- Post-Processing Needs: If the visual appeal of smooth surfaces ranks highly, opt for filaments like ABS that enable vapor smoothing solvent polishing. Else materials like PCs which don't require handling toxic chemicals may fare better for homes/classrooms.
- Sustainability Factors: As ecological impact enters decision equations with greater frequency, naturally derived plastics like PLA made from corn starch, sugarcane ethanol, or plant cellulose hold strong appeal over traditional petroleum-based options.
By evaluating technical qualities against application demands, you stack selection odds in your favor. Test small prints first before committing to bigger builds to confirm chosen materials excel under operational conditions. Gradient iterations then progressively enhance outputs.
How to Store and Care for Your Filaments
Proper filament storage and handling prevents many printing issues down the line:
- Moisture Control: Keep filaments in airtight containers with desiccant bags. Ambient humidity degrades quality over time, causing brittleness and poor extrusion.
- Ideal Storage Conditions: Store in room temperatures between 18°C and 25°C, away from temperature extremes. Opaque storage boxs prevent light exposure and dust buildup.
- Prevent Material Flexing: Avoid tight bends or repeated back-and-forth flexing when unspooling. This weakens filaments. Use free-spinning holders.

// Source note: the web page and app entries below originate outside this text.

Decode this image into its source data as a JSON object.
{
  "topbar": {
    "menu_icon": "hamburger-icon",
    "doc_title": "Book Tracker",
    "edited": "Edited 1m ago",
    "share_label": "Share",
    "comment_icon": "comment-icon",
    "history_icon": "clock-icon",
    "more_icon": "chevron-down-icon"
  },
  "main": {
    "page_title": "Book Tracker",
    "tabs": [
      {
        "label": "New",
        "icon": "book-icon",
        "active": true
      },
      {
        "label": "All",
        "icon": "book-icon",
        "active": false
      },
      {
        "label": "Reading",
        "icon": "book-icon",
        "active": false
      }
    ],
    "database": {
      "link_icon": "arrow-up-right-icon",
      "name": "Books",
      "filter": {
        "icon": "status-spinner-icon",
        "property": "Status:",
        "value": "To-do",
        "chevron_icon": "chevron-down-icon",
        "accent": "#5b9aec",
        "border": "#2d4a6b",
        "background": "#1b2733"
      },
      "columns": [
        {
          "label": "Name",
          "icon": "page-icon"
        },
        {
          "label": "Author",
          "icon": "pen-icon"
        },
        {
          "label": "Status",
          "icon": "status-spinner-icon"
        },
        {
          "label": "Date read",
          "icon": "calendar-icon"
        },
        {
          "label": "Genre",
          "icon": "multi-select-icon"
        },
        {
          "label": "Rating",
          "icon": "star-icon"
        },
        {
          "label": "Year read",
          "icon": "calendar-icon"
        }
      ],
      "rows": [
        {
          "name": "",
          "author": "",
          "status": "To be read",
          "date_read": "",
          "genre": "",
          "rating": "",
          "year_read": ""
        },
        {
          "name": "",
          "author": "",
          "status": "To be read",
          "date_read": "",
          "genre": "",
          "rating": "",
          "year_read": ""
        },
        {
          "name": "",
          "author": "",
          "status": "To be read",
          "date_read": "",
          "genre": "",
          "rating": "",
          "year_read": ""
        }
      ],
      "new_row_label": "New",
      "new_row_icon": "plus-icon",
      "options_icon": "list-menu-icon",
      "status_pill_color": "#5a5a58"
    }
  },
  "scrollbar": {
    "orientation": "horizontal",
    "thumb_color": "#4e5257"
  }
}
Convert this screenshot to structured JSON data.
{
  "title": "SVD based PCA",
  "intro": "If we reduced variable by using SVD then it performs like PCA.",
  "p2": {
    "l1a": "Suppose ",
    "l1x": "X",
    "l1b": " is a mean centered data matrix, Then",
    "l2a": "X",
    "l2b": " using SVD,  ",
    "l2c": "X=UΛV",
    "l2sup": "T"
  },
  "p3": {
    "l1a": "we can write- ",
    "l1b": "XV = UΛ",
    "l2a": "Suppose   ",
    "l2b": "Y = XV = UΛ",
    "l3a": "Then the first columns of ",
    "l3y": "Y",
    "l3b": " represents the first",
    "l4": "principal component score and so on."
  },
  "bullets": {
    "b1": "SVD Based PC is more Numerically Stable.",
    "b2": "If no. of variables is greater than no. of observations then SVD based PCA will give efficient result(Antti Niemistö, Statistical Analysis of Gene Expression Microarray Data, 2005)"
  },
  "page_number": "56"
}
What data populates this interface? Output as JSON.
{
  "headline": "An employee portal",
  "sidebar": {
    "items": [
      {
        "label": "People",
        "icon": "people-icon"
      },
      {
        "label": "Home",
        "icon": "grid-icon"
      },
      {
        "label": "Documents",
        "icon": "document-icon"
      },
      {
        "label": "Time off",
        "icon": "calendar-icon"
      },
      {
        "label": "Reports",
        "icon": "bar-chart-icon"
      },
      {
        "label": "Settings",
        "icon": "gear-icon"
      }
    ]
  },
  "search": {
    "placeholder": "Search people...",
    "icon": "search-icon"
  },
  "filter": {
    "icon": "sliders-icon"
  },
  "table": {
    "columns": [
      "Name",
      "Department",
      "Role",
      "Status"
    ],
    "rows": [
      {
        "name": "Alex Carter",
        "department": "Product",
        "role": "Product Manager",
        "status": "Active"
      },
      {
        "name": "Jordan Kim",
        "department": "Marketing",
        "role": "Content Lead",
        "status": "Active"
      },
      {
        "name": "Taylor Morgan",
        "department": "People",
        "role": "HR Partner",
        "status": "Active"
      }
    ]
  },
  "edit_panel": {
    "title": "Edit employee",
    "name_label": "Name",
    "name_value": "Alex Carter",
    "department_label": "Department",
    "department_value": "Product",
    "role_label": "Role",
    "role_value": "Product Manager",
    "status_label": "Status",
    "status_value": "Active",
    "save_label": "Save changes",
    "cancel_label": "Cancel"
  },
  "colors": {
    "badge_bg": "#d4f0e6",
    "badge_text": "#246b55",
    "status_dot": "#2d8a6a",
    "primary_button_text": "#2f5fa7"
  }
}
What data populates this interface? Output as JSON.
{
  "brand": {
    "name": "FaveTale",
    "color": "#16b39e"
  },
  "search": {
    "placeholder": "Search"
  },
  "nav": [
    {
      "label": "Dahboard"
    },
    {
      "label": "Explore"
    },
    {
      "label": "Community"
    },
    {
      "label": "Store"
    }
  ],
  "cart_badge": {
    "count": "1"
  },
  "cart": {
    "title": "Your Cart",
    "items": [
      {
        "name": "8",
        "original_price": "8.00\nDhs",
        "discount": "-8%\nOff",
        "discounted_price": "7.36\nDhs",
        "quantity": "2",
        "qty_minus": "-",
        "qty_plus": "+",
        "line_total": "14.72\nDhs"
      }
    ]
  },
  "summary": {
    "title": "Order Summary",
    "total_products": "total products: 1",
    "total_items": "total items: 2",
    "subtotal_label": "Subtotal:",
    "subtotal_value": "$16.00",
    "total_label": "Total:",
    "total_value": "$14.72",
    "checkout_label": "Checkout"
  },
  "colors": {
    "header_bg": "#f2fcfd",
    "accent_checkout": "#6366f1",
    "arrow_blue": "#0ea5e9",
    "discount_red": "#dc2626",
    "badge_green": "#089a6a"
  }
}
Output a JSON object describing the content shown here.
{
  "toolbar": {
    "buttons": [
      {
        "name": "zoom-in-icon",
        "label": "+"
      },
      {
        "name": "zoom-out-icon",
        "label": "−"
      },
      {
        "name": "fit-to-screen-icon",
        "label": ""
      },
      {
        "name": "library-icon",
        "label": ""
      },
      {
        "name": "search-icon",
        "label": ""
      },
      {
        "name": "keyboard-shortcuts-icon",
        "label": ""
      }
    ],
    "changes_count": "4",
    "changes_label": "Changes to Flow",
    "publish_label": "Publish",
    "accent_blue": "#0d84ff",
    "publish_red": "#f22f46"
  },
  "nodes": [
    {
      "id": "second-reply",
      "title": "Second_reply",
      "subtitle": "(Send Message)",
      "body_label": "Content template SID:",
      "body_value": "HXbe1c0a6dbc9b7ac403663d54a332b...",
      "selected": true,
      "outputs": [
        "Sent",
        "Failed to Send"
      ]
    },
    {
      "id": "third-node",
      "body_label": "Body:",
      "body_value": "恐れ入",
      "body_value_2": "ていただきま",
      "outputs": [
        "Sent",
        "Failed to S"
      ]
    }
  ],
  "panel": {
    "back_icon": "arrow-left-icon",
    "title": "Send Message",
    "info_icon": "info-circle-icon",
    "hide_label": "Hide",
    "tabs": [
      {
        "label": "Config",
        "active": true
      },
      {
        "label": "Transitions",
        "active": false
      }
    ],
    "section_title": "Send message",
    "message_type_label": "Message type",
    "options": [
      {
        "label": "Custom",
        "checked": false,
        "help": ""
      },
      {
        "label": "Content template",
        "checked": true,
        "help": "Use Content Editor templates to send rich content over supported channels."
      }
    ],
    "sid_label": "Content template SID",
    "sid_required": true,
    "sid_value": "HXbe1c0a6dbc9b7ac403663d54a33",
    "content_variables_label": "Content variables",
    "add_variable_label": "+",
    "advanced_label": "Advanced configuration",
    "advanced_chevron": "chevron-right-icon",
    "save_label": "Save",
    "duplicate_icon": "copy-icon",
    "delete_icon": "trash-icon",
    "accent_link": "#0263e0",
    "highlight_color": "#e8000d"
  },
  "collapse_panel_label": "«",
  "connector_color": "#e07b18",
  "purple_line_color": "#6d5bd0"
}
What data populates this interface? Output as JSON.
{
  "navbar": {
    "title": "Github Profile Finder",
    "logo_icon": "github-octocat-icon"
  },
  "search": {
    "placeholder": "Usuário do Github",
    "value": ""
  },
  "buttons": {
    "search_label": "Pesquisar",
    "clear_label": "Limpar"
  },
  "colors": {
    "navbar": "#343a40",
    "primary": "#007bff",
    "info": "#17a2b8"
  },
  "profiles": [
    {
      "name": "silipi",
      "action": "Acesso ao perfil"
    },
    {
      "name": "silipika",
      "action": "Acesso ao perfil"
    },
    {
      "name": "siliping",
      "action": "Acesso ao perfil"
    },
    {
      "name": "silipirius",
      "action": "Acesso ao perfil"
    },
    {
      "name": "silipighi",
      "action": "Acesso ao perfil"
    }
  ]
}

- Rotate Older Inventory First: Adhere to first-in, first-out principles when consuming spools. Use older batches first before opening new ones to minimize degradation.
Staying ahead of storage, handling, and rotation best practices preserves filament integrity. This shields print consistency and avoids wasted output from degraded materials. Safeguard your 3D printing investments through proper care!
Whether you're looking for durability, flexibility, or environmental sustainability, there's a filament out there that fits the bill. With proper storage and care, these versatile materials will continue to fuel the ever-growing possibilities of 3D printing, one extruded layer at a time.